This analysis the past 10 years of Second Quarter sales at the three main auction houses—Christie’s, Sotheby’s and Phillips—was made possible with data from our friends at Pi-eX. It is available to AMMpro subscribers. Subscriptions begin with a free month for the curious.
Our friends at Pi-eX have provided us with the last 12 years of hammer totals for the Impressionist and Modern May Evening sales and the Contemporary Evening sales. These totals reflect only the regularly held Evening sales and exclude special collections like the Rockefeller sale last year and special auctions like the curated “masterpiece” sales of previous years.
The combined low estimate of the Impressionist and Modern Evening sales is in the mid-$500m range.
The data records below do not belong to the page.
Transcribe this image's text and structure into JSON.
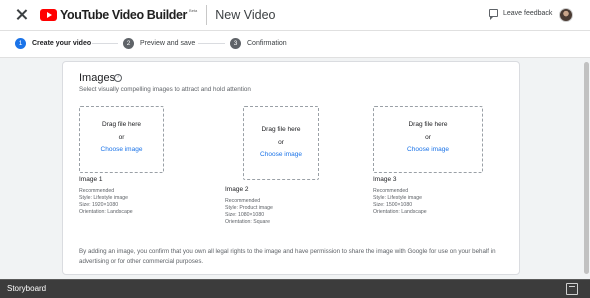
{
  "header": {
    "brand": "YouTube Video Builder",
    "beta": "Beta",
    "title": "New Video",
    "feedback": "Leave feedback"
  },
  "steps": [
    {
      "num": "1",
      "label": "Create your video"
    },
    {
      "num": "2",
      "label": "Preview and save"
    },
    {
      "num": "3",
      "label": "Confirmation"
    }
  ],
  "images_section": {
    "title": "Images",
    "help": "?",
    "subtitle": "Select visually compelling images to attract and hold attention",
    "drop": {
      "drag": "Drag file here",
      "or": "or",
      "choose": "Choose image"
    },
    "slots": [
      {
        "title": "Image 1",
        "recommended": "Recommended",
        "style": "Style: Lifestyle image",
        "size": "Size: 1920×1080",
        "orientation": "Orientation: Landscape"
      },
      {
        "title": "Image 2",
        "recommended": "Recommended",
        "style": "Style: Product image",
        "size": "Size: 1080×1080",
        "orientation": "Orientation: Square"
      },
      {
        "title": "Image 3",
        "recommended": "Recommended",
        "style": "Style: Lifestyle image",
        "size": "Size: 1500×1080",
        "orientation": "Orientation: Landscape"
      }
    ],
    "legal": "By adding an image, you confirm that you own all legal rights to the image and have permission to share the image with Google for use on your behalf in advertising or for other commercial purposes."
  },
  "bottom": {
    "label": "Storyboard"
  },
  "colors": {
    "accent": "#1a73e8",
    "brand_red": "#ff0000",
    "storyboard_bar": "#3c3c3c"
  }
}
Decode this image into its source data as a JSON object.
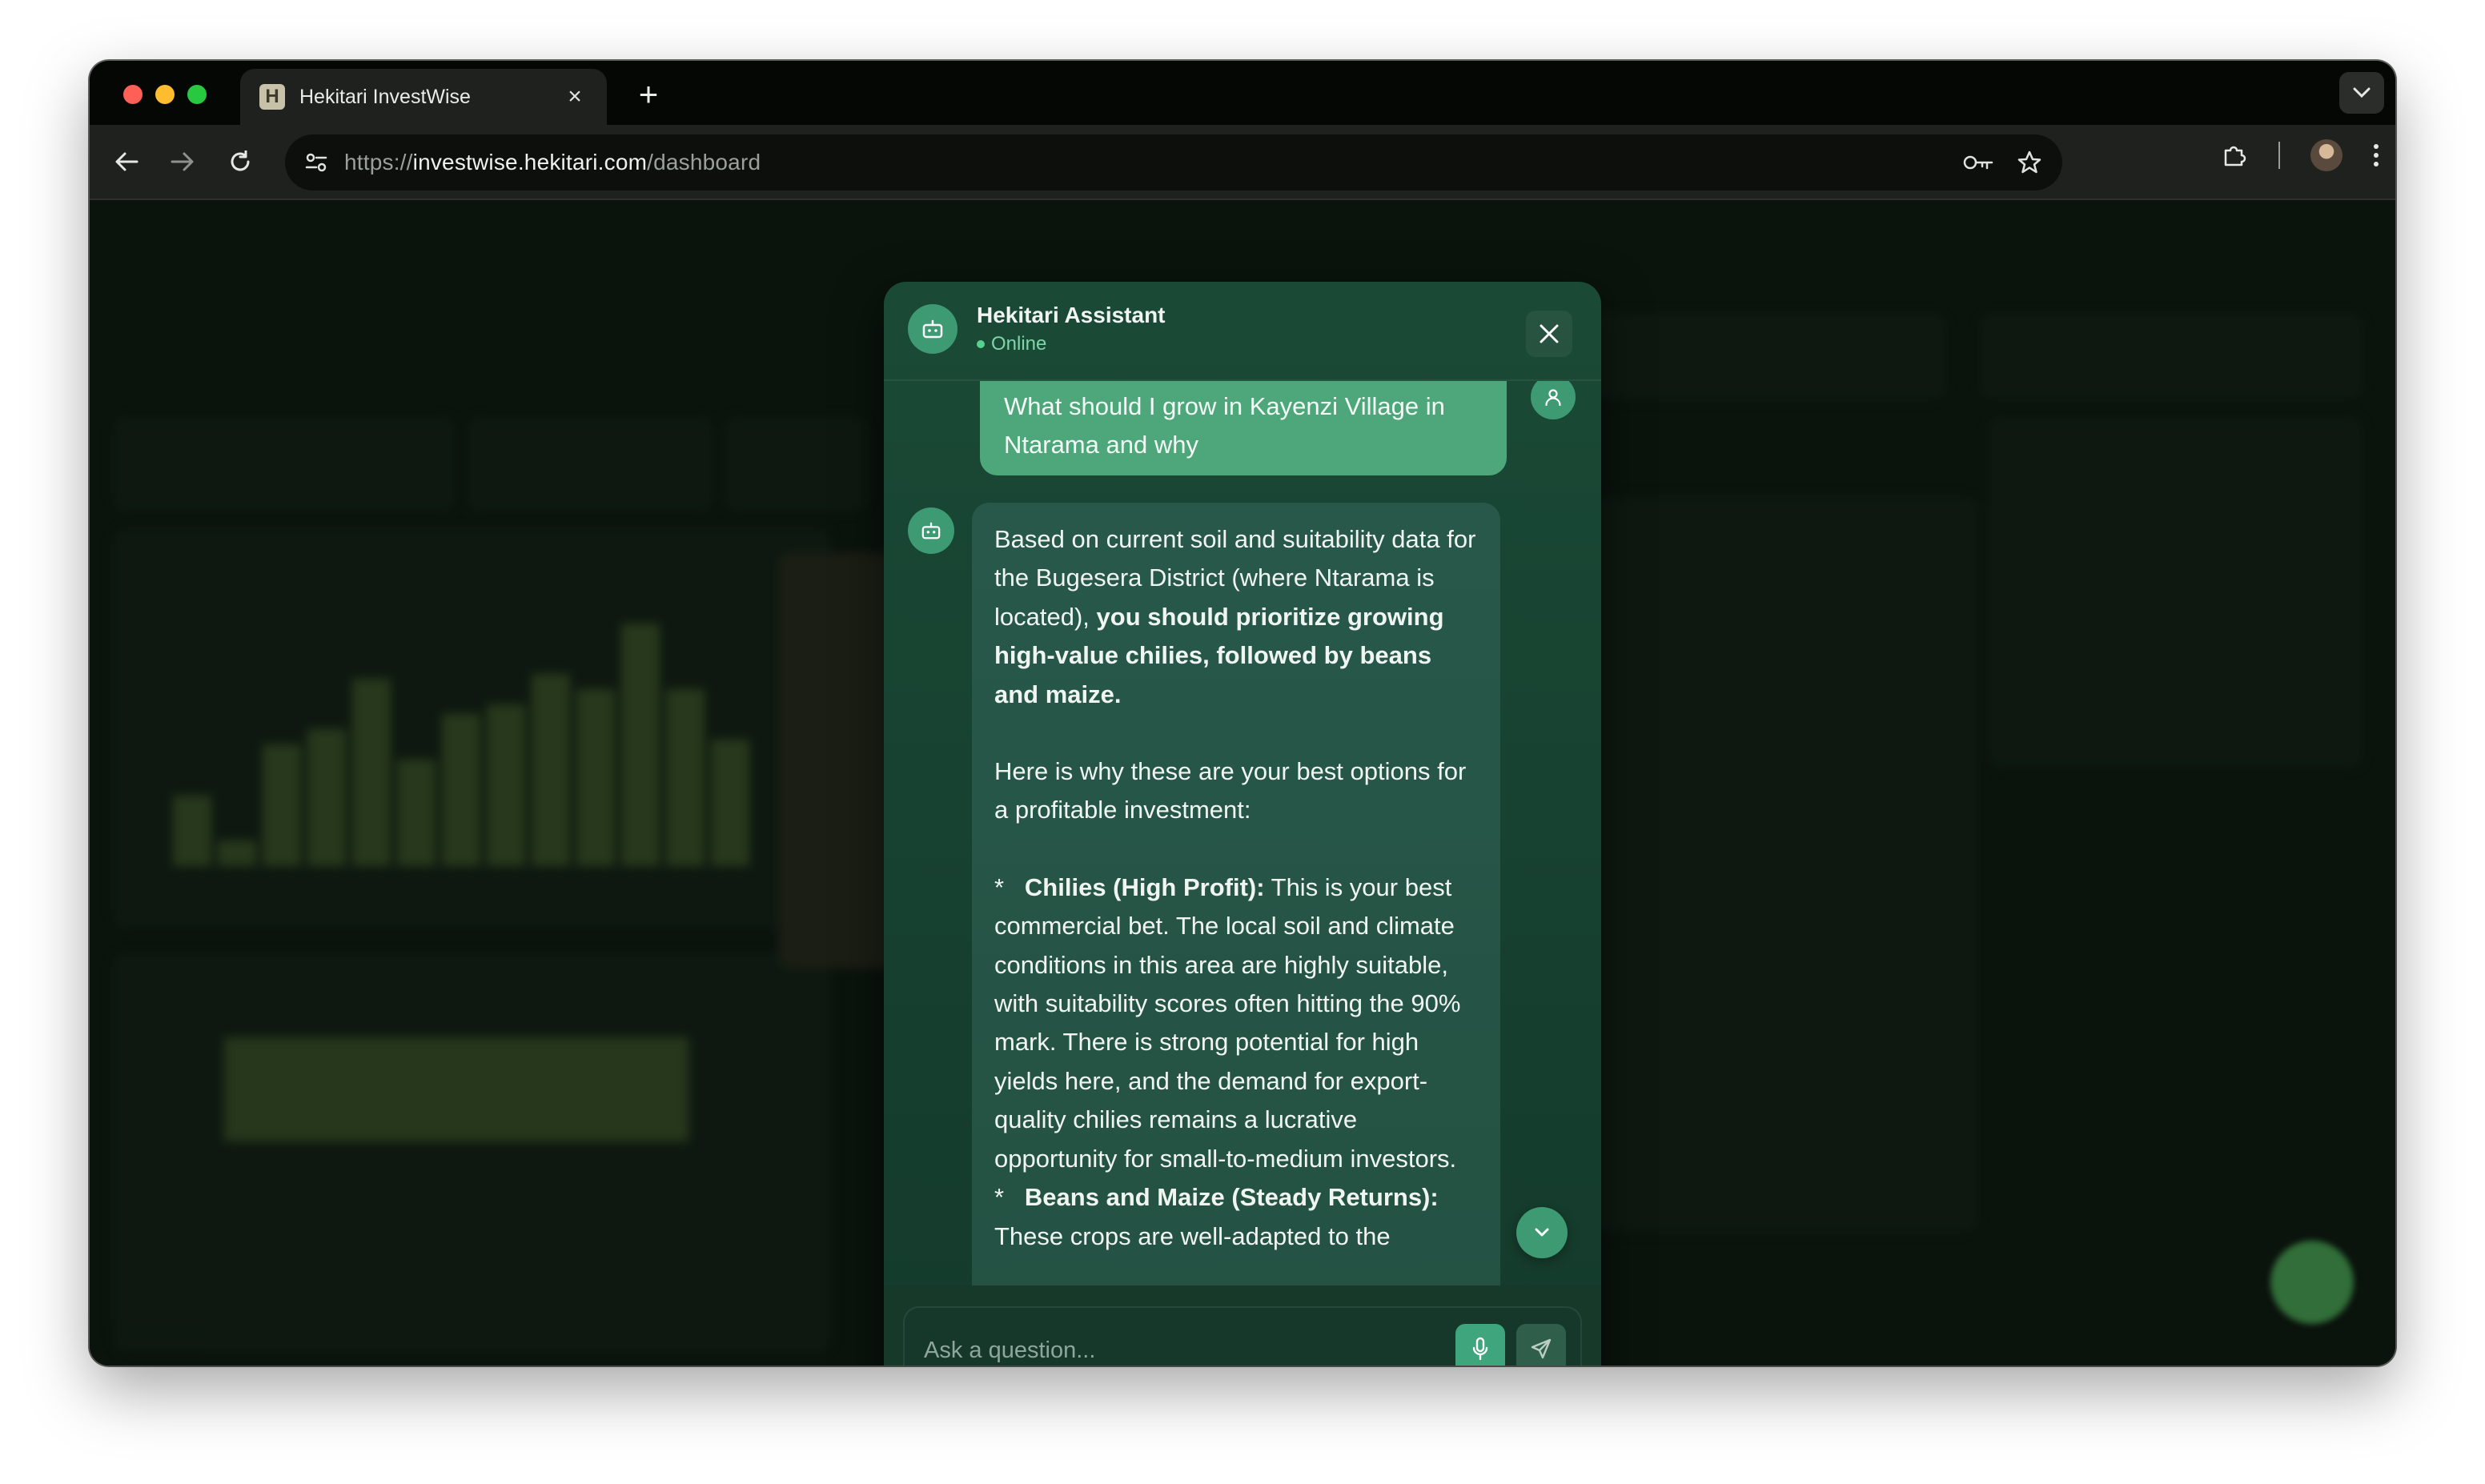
{
  "browser": {
    "tab_title": "Hekitari InvestWise",
    "tab_favicon_letter": "H",
    "new_tab_symbol": "+",
    "url_scheme": "https://",
    "url_host": "investwise.hekitari.com",
    "url_path": "/dashboard"
  },
  "chat": {
    "assistant_name": "Hekitari Assistant",
    "status": "Online",
    "user_message": "What should I grow in Kayenzi Village in Ntarama and why",
    "bot_message": {
      "p1_intro": "Based on current soil and suitability data for the Bugesera District (where Ntarama is located), ",
      "p1_bold": "you should prioritize growing high-value chilies, followed by beans and maize.",
      "p2": "Here is why these are your best options for a profitable investment:",
      "bullet_marker": "*",
      "b1_bold": "Chilies (High Profit):",
      "b1_text": " This is your best commercial bet. The local soil and climate conditions in this area are highly suitable, with suitability scores often hitting the 90% mark. There is strong potential for high yields here, and the demand for export-quality chilies remains a lucrative opportunity for small-to-medium investors.",
      "b2_bold": "Beans and Maize (Steady Returns):",
      "b2_text": " These crops are well-adapted to the"
    },
    "input_placeholder": "Ask a question..."
  },
  "colors": {
    "accent": "#3e9a73",
    "user_bubble": "#4ea77b",
    "bot_bubble": "#27584a",
    "modal_bg": "#1a4a36",
    "online": "#56d18f"
  },
  "icons": {
    "bot": "robot-icon",
    "user": "user-icon",
    "close": "close-icon",
    "scroll": "chevron-down-icon",
    "mic": "microphone-icon",
    "send": "send-icon"
  }
}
For Contemporary art, that number is closer to low end of the $700m range.
Impressionist and Modern art could easily out perform but based on recent years, the number is likely to be lower than last year but higher than the previous peak year of 2015. The number of Impressionist and Modern works brought to auction continues to come down even as the value rises in these sales. That’s a reflection of the increasing asset value of art in general and Modern works in particular.
Switching to aggregate sales, we can see that although the aggregate estimate range has been relatively steady since 2015, the performance has not been. May 2018 had several high value lots offered without estimates that skewed the performance in the end. The lots offered without estimates this year are over overall lower values than last year.
For Contemporary art, the aggregate estimate range levels off from 2016 on. The performance of estimated lots too has been within a tight range. It is worth noting that the preceding four-year period showed an increasing estimate range but a similarly tight range of performance on the estimated lots. The big variable comes from the lots offered without estimate. These have made a dramatic difference in the overall performance. Again, this is a sign of the effect that the very top of the market has on the overall dollar volume spent in these sales cycles.
Looking at the same results as average prices, we can see that the Impressionist and Modern sales have bounced around in average price. These charts don’t average the works sold without estimates which creates some more volatility, especially in the last three years of sales performance. They also don’t reflect special collections like the Rockefeller sale which had far more Impressionist and Modern work on the market than is normally absorbed and it did so without damaging the average prices.
Contemporary shows a very different profile in terms of average prices. Not only are the last seven years fairly consistent, the average price for estimated lots has been falling slightly in the Evening sales. This may reflect the increasing diversity of the Contemporary art market as more artists are featured in the Evening sales often at lower prices.